→ **WHAT THE TASK REQUIRES**: Go through the entries below and copy each line containing the word "this".

→ **DATA FOR PROCESSING**:

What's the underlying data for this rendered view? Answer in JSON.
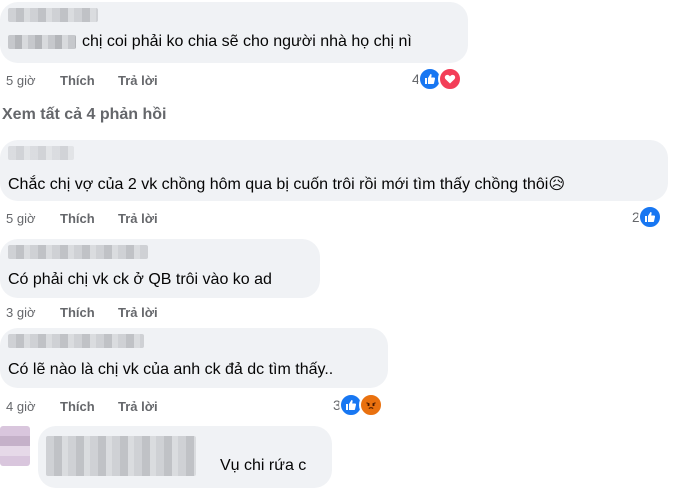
{
  "comments": [
    {
      "text": "chị coi phải ko chia sẽ cho người nhà họ chị nì",
      "time": "5 giờ",
      "like": "Thích",
      "reply": "Trả lời",
      "reaction_count": "4",
      "reactions": [
        "like-icon",
        "love-icon"
      ]
    },
    {
      "text": "Chắc chị vợ của 2 vk chồng hôm qua bị cuốn trôi rồi mới tìm thấy chồng thôi😥",
      "time": "5 giờ",
      "like": "Thích",
      "reply": "Trả lời",
      "reaction_count": "2",
      "reactions": [
        "like-icon"
      ]
    },
    {
      "text": "Có phải chị vk ck ở QB trôi vào ko ad",
      "time": "3 giờ",
      "like": "Thích",
      "reply": "Trả lời"
    },
    {
      "text": "Có lẽ nào là chị vk của anh ck đả dc tìm thấy..",
      "time": "4 giờ",
      "like": "Thích",
      "reply": "Trả lời",
      "reaction_count": "3",
      "reactions": [
        "like-icon",
        "angry-icon"
      ]
    },
    {
      "text": "Vụ chi rứa c"
    }
  ],
  "see_all_replies": "Xem tất cả 4 phản hồi",
  "colors": {
    "bubble": "#f0f2f5",
    "meta_text": "#65676b",
    "like_blue": "#1877f2",
    "love_red": "#f33e58",
    "angry_orange": "#e9710f"
  }
}
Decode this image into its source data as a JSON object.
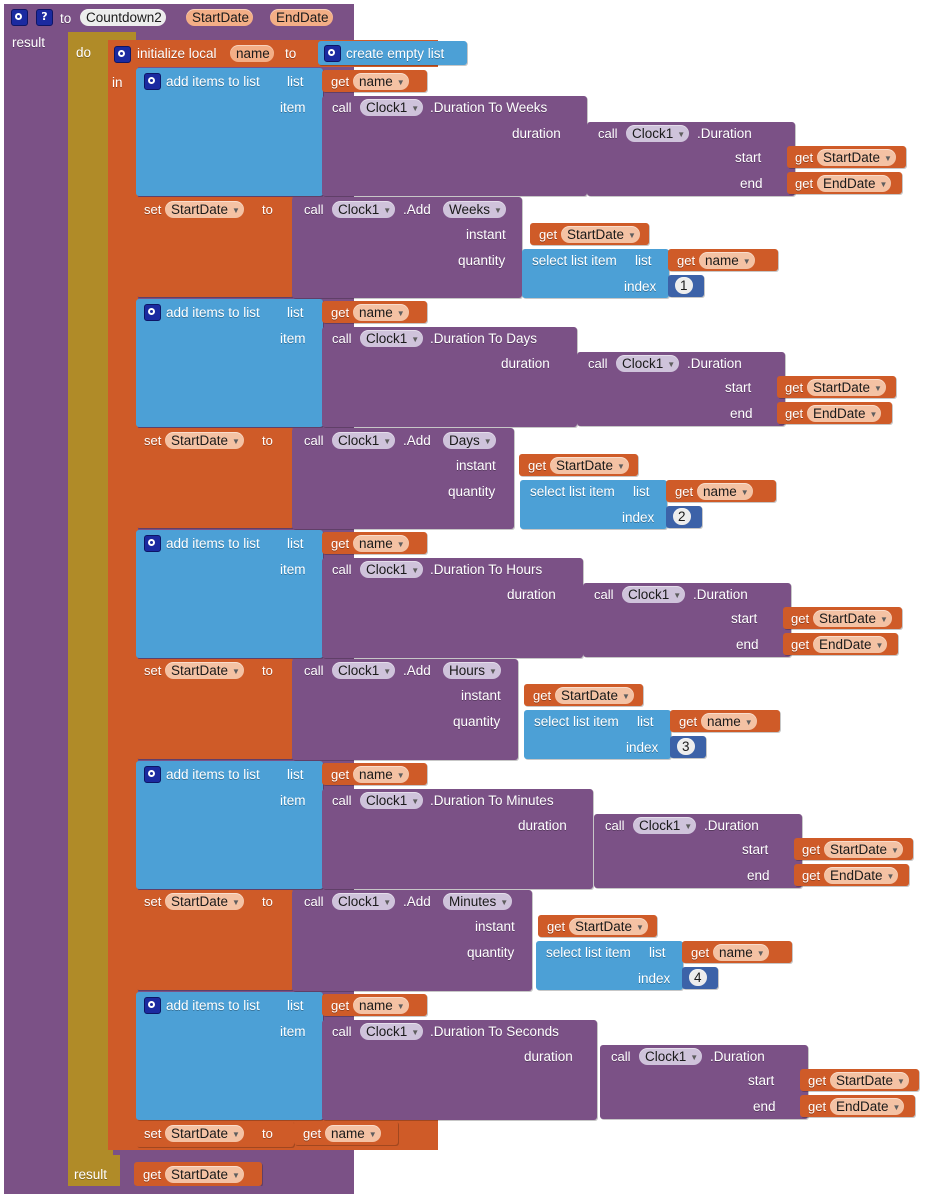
{
  "editor": {
    "name": "MIT App Inventor Blocks Editor",
    "colors": {
      "procedure": "#7B5186",
      "control_gold": "#B08B28",
      "variable_orange": "#CF5B28",
      "list_blue": "#4CA0D6",
      "math_blue": "#3C62A8",
      "field_lavender": "#CFC3DB",
      "field_salmon": "#F3AE86"
    }
  },
  "icons": {
    "gear": "gear-icon",
    "help": "help-icon",
    "dropdown_arrow": "▼"
  },
  "procedure": {
    "to_label": "to",
    "name": "Countdown2",
    "params": [
      "StartDate",
      "EndDate"
    ],
    "result_label": "result",
    "do_label": "do",
    "in_label": "in"
  },
  "local_init": {
    "label": "initialize local",
    "var_name": "name",
    "to_label": "to",
    "value_block": "create empty list"
  },
  "labels": {
    "add_items_to_list": "add items to list",
    "list": "list",
    "item": "item",
    "get": "get",
    "call": "call",
    "set": "set",
    "to": "to",
    "duration": "duration",
    "start": "start",
    "end": "end",
    "instant": "instant",
    "quantity": "quantity",
    "select_list_item": "select list item",
    "index": "index",
    "clock_component": "Clock1",
    "duration_method": ".Duration",
    "add_method": ".Add",
    "start_date": "StartDate",
    "end_date": "EndDate",
    "name_var": "name",
    "result": "result"
  },
  "sections": [
    {
      "unit": "Weeks",
      "duration_to_method": ".Duration To Weeks",
      "add_unit": "Weeks",
      "index": "1"
    },
    {
      "unit": "Days",
      "duration_to_method": ".Duration To Days",
      "add_unit": "Days",
      "index": "2"
    },
    {
      "unit": "Hours",
      "duration_to_method": ".Duration To Hours",
      "add_unit": "Hours",
      "index": "3"
    },
    {
      "unit": "Minutes",
      "duration_to_method": ".Duration To Minutes",
      "add_unit": "Minutes",
      "index": "4"
    },
    {
      "unit": "Seconds",
      "duration_to_method": ".Duration To Seconds",
      "add_unit": null,
      "index": null
    }
  ],
  "final": {
    "set_label": "set",
    "set_var": "StartDate",
    "to_label": "to",
    "get_label": "get",
    "get_var": "name"
  },
  "result_row": {
    "result_label": "result",
    "get_label": "get",
    "get_var": "StartDate"
  }
}
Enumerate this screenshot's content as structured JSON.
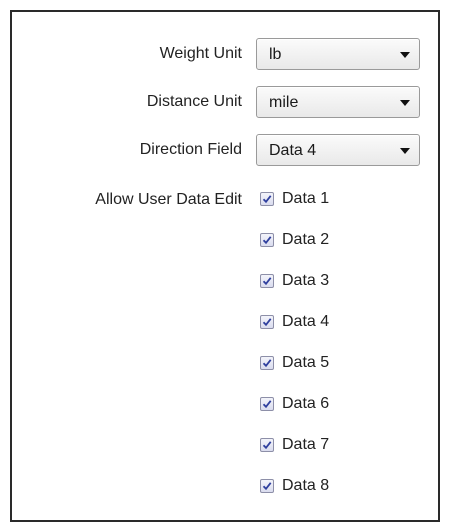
{
  "settings": {
    "weight_unit": {
      "label": "Weight Unit",
      "value": "lb"
    },
    "distance_unit": {
      "label": "Distance Unit",
      "value": "mile"
    },
    "direction_field": {
      "label": "Direction Field",
      "value": "Data 4"
    },
    "allow_user_data_edit": {
      "label": "Allow User Data Edit",
      "items": [
        {
          "label": "Data 1",
          "checked": true
        },
        {
          "label": "Data 2",
          "checked": true
        },
        {
          "label": "Data 3",
          "checked": true
        },
        {
          "label": "Data 4",
          "checked": true
        },
        {
          "label": "Data 5",
          "checked": true
        },
        {
          "label": "Data 6",
          "checked": true
        },
        {
          "label": "Data 7",
          "checked": true
        },
        {
          "label": "Data 8",
          "checked": true
        }
      ]
    }
  },
  "colors": {
    "checkmark": "#2f3f9e",
    "border": "#2a2a2a"
  },
  "icons": {
    "dropdown": "chevron-down-icon",
    "checkbox_mark": "checkmark-icon"
  }
}
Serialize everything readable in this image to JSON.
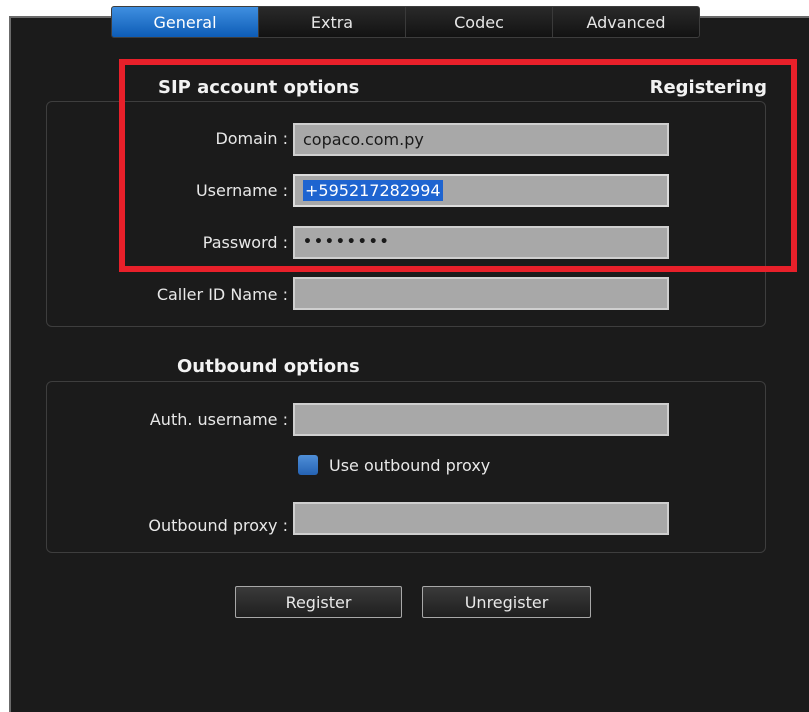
{
  "tabs": [
    "General",
    "Extra",
    "Codec",
    "Advanced"
  ],
  "sip": {
    "heading": "SIP account options",
    "status": "Registering",
    "domain_label": "Domain :",
    "domain_value": "copaco.com.py",
    "username_label": "Username :",
    "username_value": "+595217282994",
    "password_label": "Password :",
    "password_value": "••••••••",
    "callerid_label": "Caller ID Name :",
    "callerid_value": ""
  },
  "outbound": {
    "heading": "Outbound options",
    "auth_label": "Auth. username :",
    "auth_value": "",
    "proxy_checkbox_label": "Use outbound proxy",
    "proxy_checked": true,
    "proxy_label": "Outbound proxy :",
    "proxy_value": ""
  },
  "buttons": {
    "register": "Register",
    "unregister": "Unregister"
  },
  "colors": {
    "accent": "#1e64d0",
    "highlight_box": "#e8202a",
    "background": "#1b1b1b"
  }
}
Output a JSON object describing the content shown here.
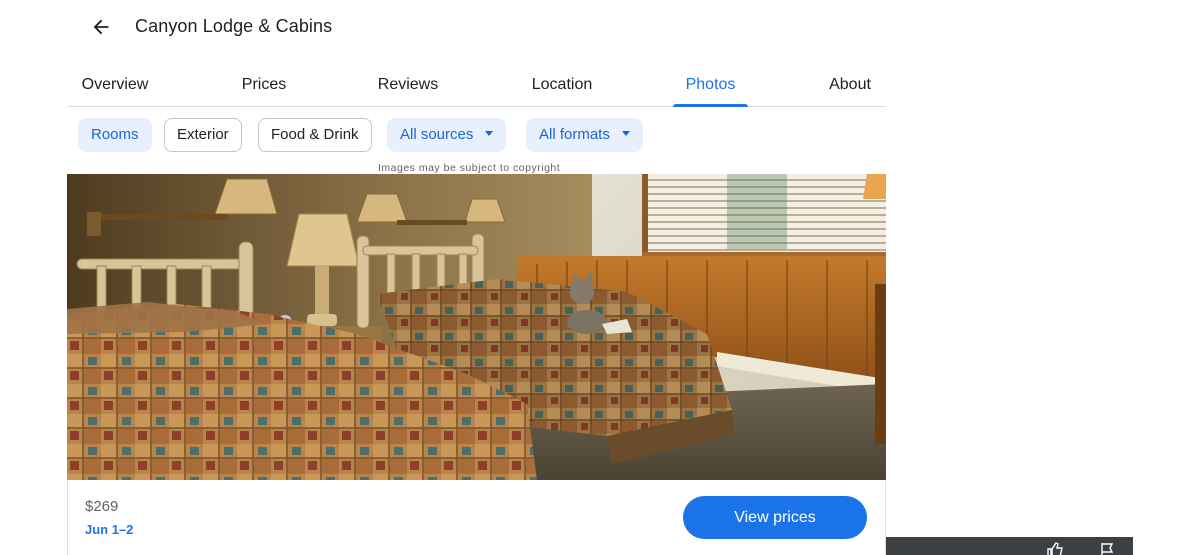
{
  "header": {
    "title": "Canyon Lodge & Cabins",
    "back_icon": "arrow-back-icon"
  },
  "tabs": [
    {
      "label": "Overview",
      "active": false
    },
    {
      "label": "Prices",
      "active": false
    },
    {
      "label": "Reviews",
      "active": false
    },
    {
      "label": "Location",
      "active": false
    },
    {
      "label": "Photos",
      "active": true
    },
    {
      "label": "About",
      "active": false
    }
  ],
  "filters": {
    "chips": [
      {
        "label": "Rooms",
        "selected": true
      },
      {
        "label": "Exterior",
        "selected": false
      },
      {
        "label": "Food & Drink",
        "selected": false
      }
    ],
    "dropdowns": [
      {
        "label": "All sources"
      },
      {
        "label": "All formats"
      }
    ]
  },
  "photo": {
    "copyright_note": "Images may be subject to copyright"
  },
  "price_card": {
    "price": "$269",
    "dates": "Jun 1–2",
    "button_label": "View prices"
  },
  "colors": {
    "accent": "#1a73e8",
    "chip_selected_bg": "#e8f0fe",
    "dark_strip": "#3c4043"
  },
  "strip_icons": [
    "thumb-up-icon",
    "flag-icon"
  ]
}
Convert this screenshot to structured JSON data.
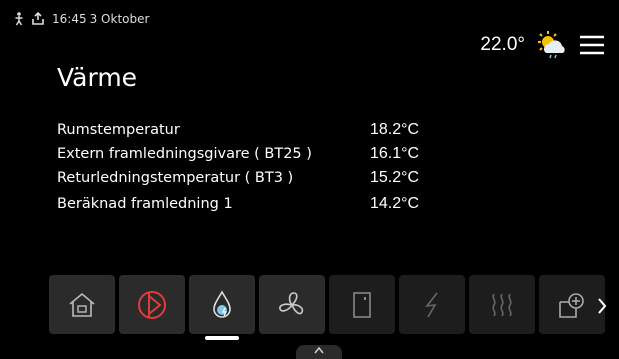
{
  "status_bar": {
    "time": "16:45",
    "date": "3 Oktober"
  },
  "header": {
    "outdoor_temp": "22.0°"
  },
  "page": {
    "title": "Värme"
  },
  "readings": [
    {
      "label": "Rumstemperatur",
      "value": "18.2°C"
    },
    {
      "label": "Extern framledningsgivare (  BT25 )",
      "value": "16.1°C"
    },
    {
      "label": "Returledningstemperatur ( BT3 )",
      "value": "15.2°C"
    },
    {
      "label": "Beräknad framledning 1",
      "value": "14.2°C"
    }
  ],
  "tabs": [
    {
      "name": "home-icon",
      "active": false
    },
    {
      "name": "heat-pump-icon",
      "active": false
    },
    {
      "name": "water-drop-icon",
      "active": true
    },
    {
      "name": "fan-icon",
      "active": false
    },
    {
      "name": "door-icon",
      "active": false
    },
    {
      "name": "electric-icon",
      "active": false
    },
    {
      "name": "heat-waves-icon",
      "active": false
    },
    {
      "name": "add-zone-icon",
      "active": false
    }
  ],
  "colors": {
    "accent_red": "#e23b3b",
    "water_blue": "#7fc6ea",
    "sun_yellow": "#f5c400"
  }
}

→ **FINISHED EXERCISE**:
What's the underlying data for this rendered view? Answer in JSON.
Decode this image into its source data as a JSON object.
Enumerate this screenshot's content as structured JSON.
Serialize everything readable in this image to JSON.
Convert this screenshot to structured JSON data.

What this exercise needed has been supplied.